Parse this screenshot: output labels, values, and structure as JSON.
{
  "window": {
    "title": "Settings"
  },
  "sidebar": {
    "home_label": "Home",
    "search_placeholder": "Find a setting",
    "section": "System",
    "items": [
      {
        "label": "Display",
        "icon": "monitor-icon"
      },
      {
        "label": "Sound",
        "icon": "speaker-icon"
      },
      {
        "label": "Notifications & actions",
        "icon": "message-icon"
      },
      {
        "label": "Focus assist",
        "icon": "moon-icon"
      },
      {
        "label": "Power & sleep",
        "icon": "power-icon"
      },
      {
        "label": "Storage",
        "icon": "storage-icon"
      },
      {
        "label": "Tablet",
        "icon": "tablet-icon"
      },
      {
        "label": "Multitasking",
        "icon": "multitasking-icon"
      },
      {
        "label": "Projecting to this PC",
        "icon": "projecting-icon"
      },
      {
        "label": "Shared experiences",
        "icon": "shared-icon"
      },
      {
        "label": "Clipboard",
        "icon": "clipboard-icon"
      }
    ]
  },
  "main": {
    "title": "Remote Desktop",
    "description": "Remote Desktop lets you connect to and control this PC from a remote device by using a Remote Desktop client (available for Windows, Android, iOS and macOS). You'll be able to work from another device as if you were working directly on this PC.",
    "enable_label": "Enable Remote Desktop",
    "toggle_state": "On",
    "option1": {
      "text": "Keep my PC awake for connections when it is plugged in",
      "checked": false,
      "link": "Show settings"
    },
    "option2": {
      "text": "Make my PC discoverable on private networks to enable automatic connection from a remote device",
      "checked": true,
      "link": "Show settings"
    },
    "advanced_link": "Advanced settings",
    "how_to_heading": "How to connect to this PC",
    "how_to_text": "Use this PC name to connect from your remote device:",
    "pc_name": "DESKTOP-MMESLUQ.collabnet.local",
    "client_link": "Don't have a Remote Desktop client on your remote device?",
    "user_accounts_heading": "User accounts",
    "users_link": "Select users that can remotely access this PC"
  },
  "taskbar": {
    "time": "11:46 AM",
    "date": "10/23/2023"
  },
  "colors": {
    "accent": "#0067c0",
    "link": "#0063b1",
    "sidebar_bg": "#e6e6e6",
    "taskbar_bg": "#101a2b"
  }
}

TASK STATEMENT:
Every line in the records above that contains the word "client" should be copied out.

OUTPUT FOR THIS TASK:
    "description": "Remote Desktop lets you connect to and control this PC from a remote device by using a Remote Desktop client (available for Windows, Android, iOS and macOS). You'll be able to work from another device as if you were working directly on this PC.",
    "client_link": "Don't have a Remote Desktop client on your remote device?",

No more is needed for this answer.